■ Requirement ■
Determine how many lines in the entries below include the word "Seller", and reply with that number alone.
* * * * * * * * *
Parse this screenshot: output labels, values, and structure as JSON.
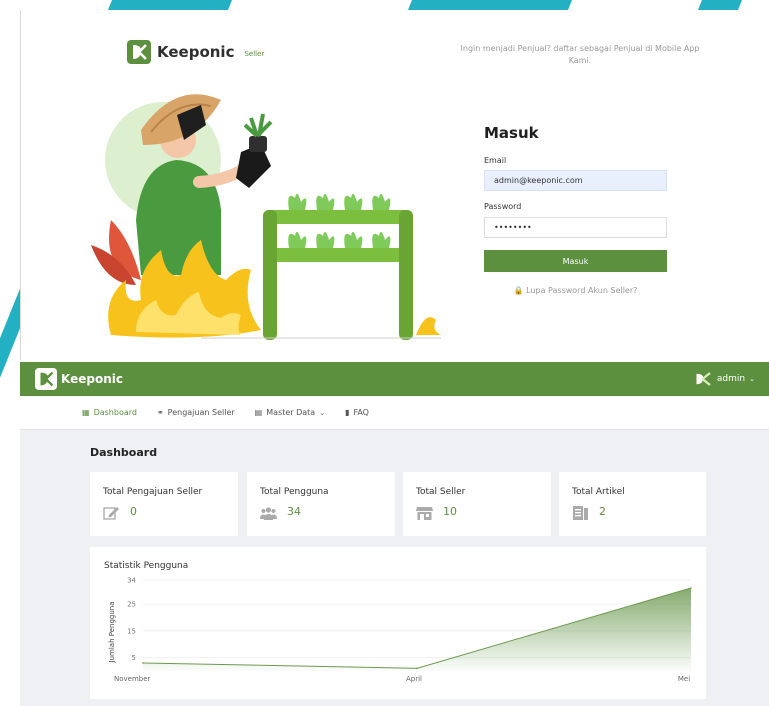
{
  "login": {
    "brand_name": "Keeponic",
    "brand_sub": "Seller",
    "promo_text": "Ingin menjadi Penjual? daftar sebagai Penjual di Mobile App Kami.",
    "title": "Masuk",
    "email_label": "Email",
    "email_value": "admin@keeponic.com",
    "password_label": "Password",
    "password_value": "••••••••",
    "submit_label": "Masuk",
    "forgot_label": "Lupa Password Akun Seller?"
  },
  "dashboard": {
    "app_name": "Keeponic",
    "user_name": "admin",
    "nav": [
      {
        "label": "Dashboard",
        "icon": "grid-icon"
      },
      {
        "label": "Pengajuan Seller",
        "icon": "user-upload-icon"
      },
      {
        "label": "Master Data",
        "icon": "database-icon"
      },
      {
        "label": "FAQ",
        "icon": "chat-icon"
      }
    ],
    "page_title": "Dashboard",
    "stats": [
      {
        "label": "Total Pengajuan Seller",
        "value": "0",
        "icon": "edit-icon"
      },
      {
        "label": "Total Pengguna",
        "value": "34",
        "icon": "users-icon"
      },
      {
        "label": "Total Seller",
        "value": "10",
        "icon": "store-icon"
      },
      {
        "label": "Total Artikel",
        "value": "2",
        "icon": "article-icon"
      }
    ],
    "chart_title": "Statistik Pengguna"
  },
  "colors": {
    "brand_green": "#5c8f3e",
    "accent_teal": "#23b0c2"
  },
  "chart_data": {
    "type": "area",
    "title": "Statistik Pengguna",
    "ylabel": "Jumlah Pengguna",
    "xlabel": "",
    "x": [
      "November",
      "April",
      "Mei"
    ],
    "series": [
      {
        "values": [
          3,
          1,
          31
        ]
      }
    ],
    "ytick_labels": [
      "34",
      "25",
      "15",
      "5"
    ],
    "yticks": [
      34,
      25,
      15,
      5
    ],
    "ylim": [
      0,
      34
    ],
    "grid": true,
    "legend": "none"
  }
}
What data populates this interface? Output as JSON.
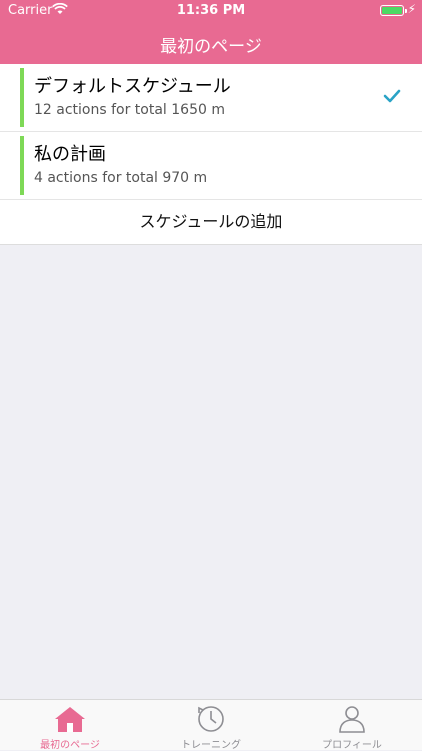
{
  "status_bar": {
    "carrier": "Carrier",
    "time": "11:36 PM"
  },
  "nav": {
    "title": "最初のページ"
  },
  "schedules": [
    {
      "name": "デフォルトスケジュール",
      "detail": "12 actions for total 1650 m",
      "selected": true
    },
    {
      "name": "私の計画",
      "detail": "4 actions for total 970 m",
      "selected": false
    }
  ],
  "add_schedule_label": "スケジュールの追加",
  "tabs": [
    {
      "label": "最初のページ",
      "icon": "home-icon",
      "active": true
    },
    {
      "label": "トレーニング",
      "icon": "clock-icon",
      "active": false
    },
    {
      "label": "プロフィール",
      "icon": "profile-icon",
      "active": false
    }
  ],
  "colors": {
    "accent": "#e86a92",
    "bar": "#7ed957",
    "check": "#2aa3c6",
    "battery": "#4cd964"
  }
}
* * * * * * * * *
■ Response box ■
5